Thoughts from India #4: India’s Status Gap

My time in India has almost come to an end. I’ve thoroughly enjoyed many aspects of my trip, but there’s one thing that I really won’t miss about this place. One thing that frustrates me but upsets me even more, and that’s India’s huge status gap.

Now it’s common here to have cleaners, dish washing helpers, ladies to do your laundry, drivers. At first I found it a strange and somewhat awkward concept, that someone was washing your five plates, or bringing you a glass of water on a tray because you’re thirsty. But this is completely normal here. On the plus side, you’re offering people jobs.

But what I find hugely discomforting is the way these people treat their workers. The minute you have just a little bit more money, you’re rich. And if you have a little bit less, you’re poor and must abide by the rules of the people you’re working for. And take their BS. And chase them like a dog. And do every little thing for them at that exact second, even if it’s extremely inconvenient. And then take the blame for everything that isn’t done as wished.

My worst experience was when I was teaching at the school in Bihar. I used to come to school everyday with the principal, his wife and their 10-year-old daughter. The principal would drive right up to the entrance, get out and walk straight in. No closing the door, no picking up his briefcase which was in the seat right beside him. And then you have the workers scrambling behind him, closing the door, picking up his briefcase, and picking up everything else the wife decided to leave for them. It just doesn’t make sense. It takes about one second to reach for your briefcase and probably half a second to close the door that your body presses up against anyway.

And then when school ends, the principal, his wife and their daughter walk out of the office with nothing in their hand, even though it’s only one briefcase and one schoolbag that needs escorting to the car. And if the workers aren’t already loading the car by the time the family reaches (which would mean they would have to grab the bags and then run in front of them so they’re ahead…), God help them all. The wife starts flailing her arms in the air saying “Hai Bhagwan” (Oh Lord) and complains about how incompetent the workers are.

I could go on and on about how disgusting these people act. I can’t speak for everyone, but I’ve seen this way too much here. The most embarrassing part is that I was attached to this family and had to drive to and from school with them. Nobody was picking up after me.

The problem here isn’t that you have people working for you, it’s knowing how to treat them.

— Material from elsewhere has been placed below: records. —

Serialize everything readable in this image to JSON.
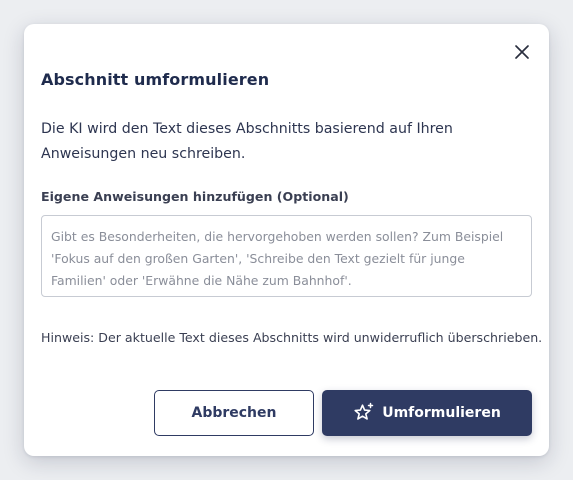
{
  "dialog": {
    "title": "Abschnitt umformulieren",
    "description": "Die KI wird den Text dieses Abschnitts basierend auf Ihren Anweisungen neu schreiben.",
    "instructions": {
      "label": "Eigene Anweisungen hinzufügen (Optional)",
      "value": "",
      "placeholder": "Gibt es Besonderheiten, die hervorgehoben werden sollen? Zum Beispiel 'Fokus auf den großen Garten', 'Schreibe den Text gezielt für junge Familien' oder 'Erwähne die Nähe zum Bahnhof'."
    },
    "hint": "Hinweis: Der aktuelle Text dieses Abschnitts wird unwiderruflich überschrieben.",
    "buttons": {
      "cancel_label": "Abbrechen",
      "submit_label": "Umformulieren",
      "submit_icon": "sparkle-star-icon"
    },
    "close_icon": "close-icon"
  },
  "colors": {
    "primary": "#2f3b63",
    "title": "#1f2b4d",
    "text": "#2d3550",
    "border": "#c7cbd3",
    "placeholder": "#8a8e99",
    "backdrop": "#eceef1"
  }
}
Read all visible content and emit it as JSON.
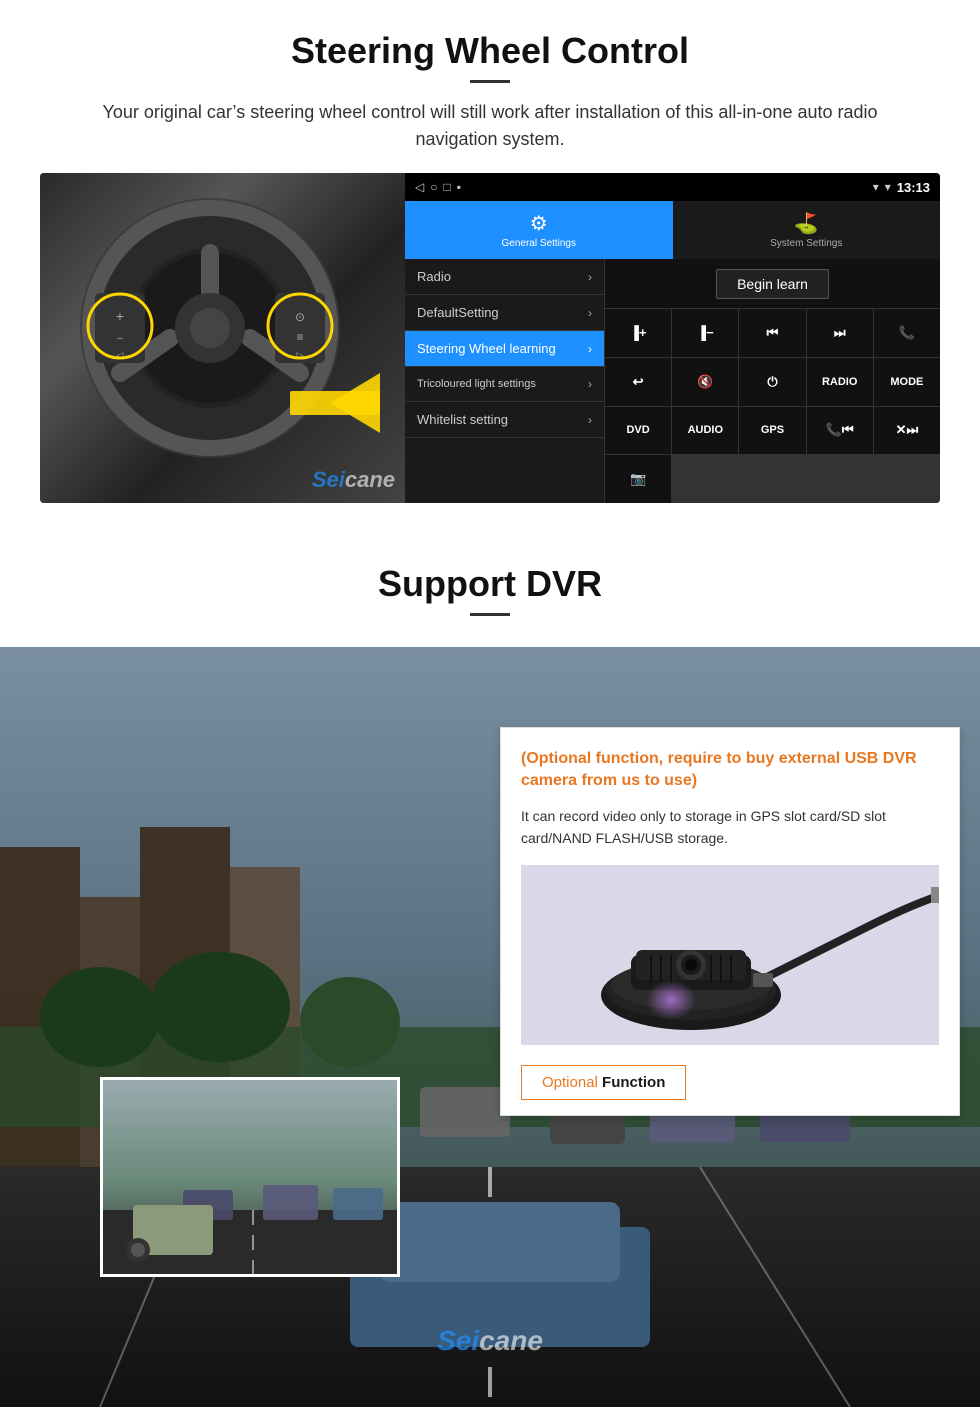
{
  "steering_section": {
    "title": "Steering Wheel Control",
    "subtitle": "Your original car’s steering wheel control will still work after installation of this all-in-one auto radio navigation system.",
    "status_bar": {
      "nav_icons": "◁  ○  □  ■",
      "signal": "▾",
      "wifi": "▾",
      "time": "13:13"
    },
    "tabs": [
      {
        "label": "General Settings",
        "icon": "⚙",
        "active": true
      },
      {
        "label": "System Settings",
        "icon": "⛳",
        "active": false
      }
    ],
    "menu_items": [
      {
        "label": "Radio",
        "active": false
      },
      {
        "label": "DefaultSetting",
        "active": false
      },
      {
        "label": "Steering Wheel learning",
        "active": true
      },
      {
        "label": "Tricoloured light settings",
        "active": false
      },
      {
        "label": "Whitelist setting",
        "active": false
      }
    ],
    "begin_learn_label": "Begin learn",
    "control_buttons": [
      "▏+",
      "▏−",
      "⏮",
      "⏭",
      "☎",
      "←",
      "✖",
      "⏻",
      "RADIO",
      "MODE",
      "DVD",
      "AUDIO",
      "GPS",
      "☎⏮",
      "✕⏭"
    ],
    "watermark": "Seicane"
  },
  "dvr_section": {
    "title": "Support DVR",
    "optional_text": "(Optional function, require to buy external USB DVR camera from us to use)",
    "description": "It can record video only to storage in GPS slot card/SD slot card/NAND FLASH/USB storage.",
    "optional_function_btn": {
      "optional": "Optional",
      "function": "Function"
    },
    "watermark": "Seicane"
  }
}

These men and women are working to make money just like the rest of us. Save them their dignity and show them respect. Because I tell you, these people are hands down some of the most genuine and hardworking people here in India.